> _Exercise prompt_
Word for word, restate all of the data shown below.

+ + +

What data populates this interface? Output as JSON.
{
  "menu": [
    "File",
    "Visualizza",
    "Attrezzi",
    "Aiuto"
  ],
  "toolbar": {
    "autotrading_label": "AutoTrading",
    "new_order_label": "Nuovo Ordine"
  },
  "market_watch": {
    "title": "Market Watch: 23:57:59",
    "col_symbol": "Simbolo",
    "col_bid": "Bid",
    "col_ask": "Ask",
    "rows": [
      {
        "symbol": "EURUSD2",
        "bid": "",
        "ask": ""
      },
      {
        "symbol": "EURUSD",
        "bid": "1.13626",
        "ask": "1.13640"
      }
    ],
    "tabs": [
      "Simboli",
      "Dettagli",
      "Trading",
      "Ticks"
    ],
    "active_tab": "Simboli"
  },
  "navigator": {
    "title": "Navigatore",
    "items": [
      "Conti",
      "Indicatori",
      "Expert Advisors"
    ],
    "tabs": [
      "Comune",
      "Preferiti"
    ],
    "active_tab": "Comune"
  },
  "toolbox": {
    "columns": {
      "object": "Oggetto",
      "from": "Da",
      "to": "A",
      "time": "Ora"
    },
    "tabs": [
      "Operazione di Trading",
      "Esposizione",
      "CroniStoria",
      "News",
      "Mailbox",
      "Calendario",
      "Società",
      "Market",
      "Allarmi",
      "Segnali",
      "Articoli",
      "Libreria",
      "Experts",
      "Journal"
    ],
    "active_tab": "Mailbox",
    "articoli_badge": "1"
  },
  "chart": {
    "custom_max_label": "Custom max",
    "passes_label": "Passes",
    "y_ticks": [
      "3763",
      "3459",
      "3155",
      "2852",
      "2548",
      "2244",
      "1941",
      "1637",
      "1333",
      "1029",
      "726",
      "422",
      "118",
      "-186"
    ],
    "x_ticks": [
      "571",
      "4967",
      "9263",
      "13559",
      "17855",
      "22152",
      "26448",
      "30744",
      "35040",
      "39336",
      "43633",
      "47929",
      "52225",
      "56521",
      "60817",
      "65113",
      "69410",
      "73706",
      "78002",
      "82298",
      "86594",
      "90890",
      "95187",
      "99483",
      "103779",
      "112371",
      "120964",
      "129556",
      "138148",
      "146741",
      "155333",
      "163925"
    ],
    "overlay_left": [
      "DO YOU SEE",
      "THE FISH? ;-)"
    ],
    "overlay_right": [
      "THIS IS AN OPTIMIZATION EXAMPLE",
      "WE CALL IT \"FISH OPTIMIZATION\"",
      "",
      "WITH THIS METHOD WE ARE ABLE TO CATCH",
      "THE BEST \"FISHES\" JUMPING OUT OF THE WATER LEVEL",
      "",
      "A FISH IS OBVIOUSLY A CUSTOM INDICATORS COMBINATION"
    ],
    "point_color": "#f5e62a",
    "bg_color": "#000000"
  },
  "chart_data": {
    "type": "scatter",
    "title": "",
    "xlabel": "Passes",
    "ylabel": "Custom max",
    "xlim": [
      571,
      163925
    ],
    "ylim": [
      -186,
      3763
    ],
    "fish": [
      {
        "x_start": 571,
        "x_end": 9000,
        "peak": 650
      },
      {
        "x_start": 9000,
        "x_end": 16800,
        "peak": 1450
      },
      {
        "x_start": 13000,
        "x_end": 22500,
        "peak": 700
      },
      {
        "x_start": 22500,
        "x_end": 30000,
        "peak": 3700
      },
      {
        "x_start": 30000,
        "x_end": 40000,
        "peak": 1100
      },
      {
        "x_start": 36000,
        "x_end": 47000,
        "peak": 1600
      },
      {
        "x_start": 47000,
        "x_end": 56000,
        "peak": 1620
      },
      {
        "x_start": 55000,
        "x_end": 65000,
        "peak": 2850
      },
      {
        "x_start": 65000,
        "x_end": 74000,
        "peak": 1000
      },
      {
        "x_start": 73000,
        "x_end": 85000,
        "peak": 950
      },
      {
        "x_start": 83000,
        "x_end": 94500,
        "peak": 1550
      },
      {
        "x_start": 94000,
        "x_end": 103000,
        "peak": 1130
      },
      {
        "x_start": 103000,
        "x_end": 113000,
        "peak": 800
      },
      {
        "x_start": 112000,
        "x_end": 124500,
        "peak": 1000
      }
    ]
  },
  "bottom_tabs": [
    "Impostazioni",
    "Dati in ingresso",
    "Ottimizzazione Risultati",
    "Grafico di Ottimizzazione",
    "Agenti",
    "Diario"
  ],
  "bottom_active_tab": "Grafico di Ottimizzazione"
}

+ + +

> _Answer below_
What data populates this interface? Output as JSON.
{
  "menu": [
    "File",
    "Visualizza",
    "Attrezzi",
    "Aiuto"
  ],
  "toolbar": {
    "autotrading_label": "AutoTrading",
    "new_order_label": "Nuovo Ordine"
  },
  "market_watch": {
    "title": "Market Watch: 23:57:59",
    "col_symbol": "Simbolo",
    "col_bid": "Bid",
    "col_ask": "Ask",
    "rows": [
      {
        "symbol": "EURUSD2",
        "bid": "",
        "ask": ""
      },
      {
        "symbol": "EURUSD",
        "bid": "1.13626",
        "ask": "1.13640"
      }
    ],
    "tabs": [
      "Simboli",
      "Dettagli",
      "Trading",
      "Ticks"
    ],
    "active_tab": "Simboli"
  },
  "navigator": {
    "title": "Navigatore",
    "items": [
      "Conti",
      "Indicatori",
      "Expert Advisors"
    ],
    "tabs": [
      "Comune",
      "Preferiti"
    ],
    "active_tab": "Comune"
  },
  "toolbox": {
    "columns": {
      "object": "Oggetto",
      "from": "Da",
      "to": "A",
      "time": "Ora"
    },
    "tabs": [
      "Operazione di Trading",
      "Esposizione",
      "CroniStoria",
      "News",
      "Mailbox",
      "Calendario",
      "Società",
      "Market",
      "Allarmi",
      "Segnali",
      "Articoli",
      "Libreria",
      "Experts",
      "Journal"
    ],
    "active_tab": "Mailbox",
    "articoli_badge": "1"
  },
  "chart": {
    "custom_max_label": "Custom max",
    "passes_label": "Passes",
    "y_ticks": [
      "3763",
      "3459",
      "3155",
      "2852",
      "2548",
      "2244",
      "1941",
      "1637",
      "1333",
      "1029",
      "726",
      "422",
      "118",
      "-186"
    ],
    "x_ticks": [
      "571",
      "4967",
      "9263",
      "13559",
      "17855",
      "22152",
      "26448",
      "30744",
      "35040",
      "39336",
      "43633",
      "47929",
      "52225",
      "56521",
      "60817",
      "65113",
      "69410",
      "73706",
      "78002",
      "82298",
      "86594",
      "90890",
      "95187",
      "99483",
      "103779",
      "112371",
      "120964",
      "129556",
      "138148",
      "146741",
      "155333",
      "163925"
    ],
    "overlay_left": [
      "DO YOU SEE",
      "THE FISH? ;-)"
    ],
    "overlay_right": [
      "THIS IS AN OPTIMIZATION EXAMPLE",
      "WE CALL IT \"FISH OPTIMIZATION\"",
      "",
      "WITH THIS METHOD WE ARE ABLE TO CATCH",
      "THE BEST \"FISHES\" JUMPING OUT OF THE WATER LEVEL",
      "",
      "A FISH IS OBVIOUSLY A CUSTOM INDICATORS COMBINATION"
    ],
    "point_color": "#f5e62a",
    "bg_color": "#000000"
  },
  "chart_data": {
    "type": "scatter",
    "title": "",
    "xlabel": "Passes",
    "ylabel": "Custom max",
    "xlim": [
      571,
      163925
    ],
    "ylim": [
      -186,
      3763
    ],
    "fish": [
      {
        "x_start": 571,
        "x_end": 9000,
        "peak": 650
      },
      {
        "x_start": 9000,
        "x_end": 16800,
        "peak": 1450
      },
      {
        "x_start": 13000,
        "x_end": 22500,
        "peak": 700
      },
      {
        "x_start": 22500,
        "x_end": 30000,
        "peak": 3700
      },
      {
        "x_start": 30000,
        "x_end": 40000,
        "peak": 1100
      },
      {
        "x_start": 36000,
        "x_end": 47000,
        "peak": 1600
      },
      {
        "x_start": 47000,
        "x_end": 56000,
        "peak": 1620
      },
      {
        "x_start": 55000,
        "x_end": 65000,
        "peak": 2850
      },
      {
        "x_start": 65000,
        "x_end": 74000,
        "peak": 1000
      },
      {
        "x_start": 73000,
        "x_end": 85000,
        "peak": 950
      },
      {
        "x_start": 83000,
        "x_end": 94500,
        "peak": 1550
      },
      {
        "x_start": 94000,
        "x_end": 103000,
        "peak": 1130
      },
      {
        "x_start": 103000,
        "x_end": 113000,
        "peak": 800
      },
      {
        "x_start": 112000,
        "x_end": 124500,
        "peak": 1000
      }
    ]
  },
  "bottom_tabs": [
    "Impostazioni",
    "Dati in ingresso",
    "Ottimizzazione Risultati",
    "Grafico di Ottimizzazione",
    "Agenti",
    "Diario"
  ],
  "bottom_active_tab": "Grafico di Ottimizzazione"
}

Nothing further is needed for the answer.